The gift of words is the gift of deception and illusion.
Book Three in the Magnificent Dune Chronicles—the Bestselling Science Fiction Adventure of All Time
The Children of Dune are twin siblings Leto and Ghanima Atreides, whose father, the Emperor Paul Muad’Dib, disappeared in the desert wastelands of Arrakis nine years ago. Like their father, the twins possess supernormal abilities—making them valuable to their manipulative aunt Alia, who rules the Empire in the name of House Atreides.
Facing treason and rebellion on two fronts, Alia’s rule is not absolute. The displaced House Corrino is plotting to regain the throne while the fanatical Fremen are being provoked into open revolt by the enigmatic figure known only as The Preacher. Alia believes that by obtaining the secrets of the twins’ prophetic visions, she can maintain control over her dynasty.
But Leto and Ghanima have their own plans for their visions—and their destinies....
When you climb the tower of a cathedral it becomes shorter, as a result of your added weight, by a very, very tiny amount, but it really does become shorter.
In a book that Business Insider noted as one of the "14 Books that inspired Elon Musk," J.E. Gordon strips engineering of its confusing technical terms, communicating its founding principles in accessible, witty prose.
For anyone who has ever wondered why suspension bridges don't collapse under eight lanes of traffic, how dams hold back--or give way under--thousands of gallons of water, or what principles guide the design of a skyscraper, a bias-cut dress, or a kangaroo, this book will ease your anxiety and answer your questions.
Structures: Or Why Things Don't Fall Down is an informal explanation of the basic forces that hold together the ordinary and essential things of this world--from buildings and bodies to flying aircraft and eggshells. In a style that combines wit, a masterful command of his subject, and an encyclopedic range of reference, Gordon includes such chapters as "How to Design a Worm" and "The Advantage of Being a Beam," offering humorous insights in human and natural creation.
Architects and engineers will appreciate the clear and cogent explanations of the concepts of stress, shear, torsion, fracture, and compression. If you're building a house, a sailboat, or a catapult, here is a handy tool for understanding the mechanics of joinery, floors, ceilings, hulls, masts--or flying buttresses.
Without jargon or oversimplification, Structures opens up the marvels of technology to anyone interested in the foundations of our everyday lives.
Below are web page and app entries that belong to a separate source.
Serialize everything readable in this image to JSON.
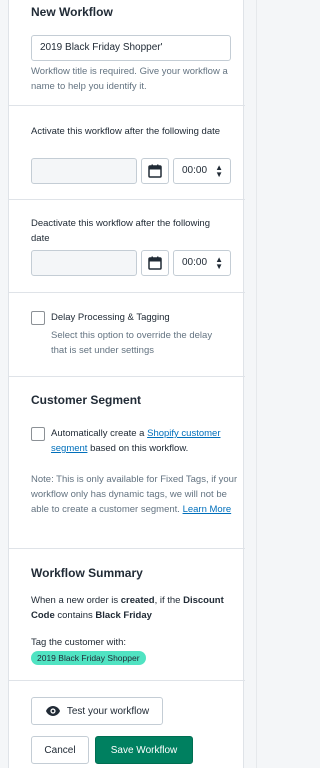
{
  "general": {
    "title": "New Workflow",
    "title_value": "2019 Black Friday Shopper'",
    "title_help": "Workflow title is required. Give your workflow a name to help you identify it."
  },
  "activate": {
    "label": "Activate this workflow after the following date",
    "time": "00:00"
  },
  "deactivate": {
    "label": "Deactivate this workflow after the following date",
    "time": "00:00"
  },
  "delay": {
    "label": "Delay Processing & Tagging",
    "help": "Select this option to override the delay that is set under settings"
  },
  "segment": {
    "title": "Customer Segment",
    "label_pre": "Automatically create a ",
    "label_link": "Shopify customer segment",
    "label_post": " based on this workflow.",
    "note": "Note: This is only available for Fixed Tags, if your workflow only has dynamic tags, we will not be able to create a customer segment. ",
    "learn_more": "Learn More"
  },
  "summary": {
    "title": "Workflow Summary",
    "when_pre": "When a new order is ",
    "when_event": "created",
    "when_mid": ", if the ",
    "when_field": "Discount Code",
    "when_op": " contains ",
    "when_value": "Black Friday",
    "tag_label": "Tag the customer with:",
    "tag": "2019 Black Friday Shopper"
  },
  "actions": {
    "test": "Test your workflow",
    "cancel": "Cancel",
    "save": "Save Workflow"
  },
  "colors": {
    "tag_bg": "#50e3c2",
    "primary": "#008060",
    "link": "#006fbb"
  }
}
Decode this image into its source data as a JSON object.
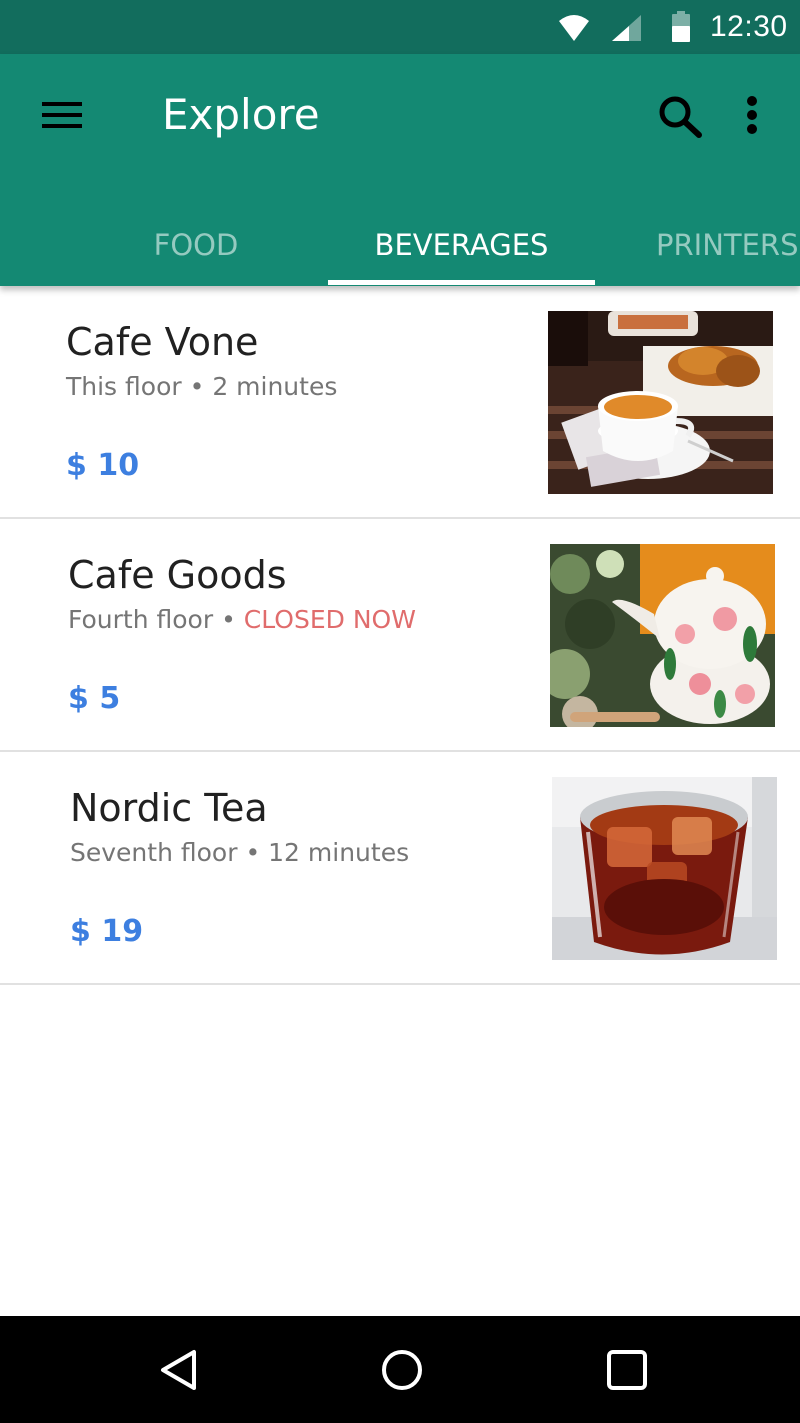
{
  "status_bar": {
    "time": "12:30",
    "icons": [
      "wifi-icon",
      "signal-icon",
      "battery-icon"
    ]
  },
  "app_bar": {
    "title": "Explore",
    "icons": [
      "menu-icon",
      "search-icon",
      "more-vert-icon"
    ],
    "background": "#148973"
  },
  "tabs": [
    {
      "label": "FOOD",
      "selected": false
    },
    {
      "label": "BEVERAGES",
      "selected": true
    },
    {
      "label": "PRINTERS",
      "selected": false
    }
  ],
  "places": [
    {
      "name": "Cafe Vone",
      "location": "This floor",
      "separator": "•",
      "detail": "2 minutes",
      "price": "$ 10",
      "image": "coffee-croissant-photo"
    },
    {
      "name": "Cafe Goods",
      "location": "Fourth floor",
      "separator": "•",
      "detail": "CLOSED NOW",
      "price": "$ 5",
      "image": "floral-teapot-photo"
    },
    {
      "name": "Nordic Tea",
      "location": "Seventh floor",
      "separator": "•",
      "detail": "12 minutes",
      "price": "$ 19",
      "image": "iced-tea-photo"
    }
  ],
  "colors": {
    "status_bar": "#126d5d",
    "accent": "#148973",
    "price": "#3d7fe0",
    "closed": "#e06c6c"
  },
  "nav_bar": {
    "icons": [
      "back-icon",
      "home-icon",
      "recents-icon"
    ]
  }
}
While the idea of equal time for opposing opinions makes sense in a two-party political system, it does not work for science, because science is not about opinion. It is about evidence.
For understandable reasons, Merchants of Doubt has been acclaimed and criticized all around the world. The unsettling story of how a loose-knit group of high-level scientists and scientific advisers, with deep connections in politics and industry, ran effective campaigns to mislead the public and deny well-established scientific knowledge over four decades is told in this book, with "brutal clarity" (Huffington Post). The same people who assert that the science of global warming is "unsettled" also deny research tying smoking to lung cancer, coal smoke to acid rain, and CFCs to the ozone hole. One tobacco executive wrote, "Doubt is our product." It was provided by these "experts." The film Merchants of Doubt pulls the rug out from under this bleak area of American science.
Elon Musk's reading list is a fascinating glimpse into his thinking. His choices in literature reflect a wide range of interests and a thirst for knowledge. Whether you're a fan of Musk's work or simply curious about what he reads, his reading list is sure to offer something of interest.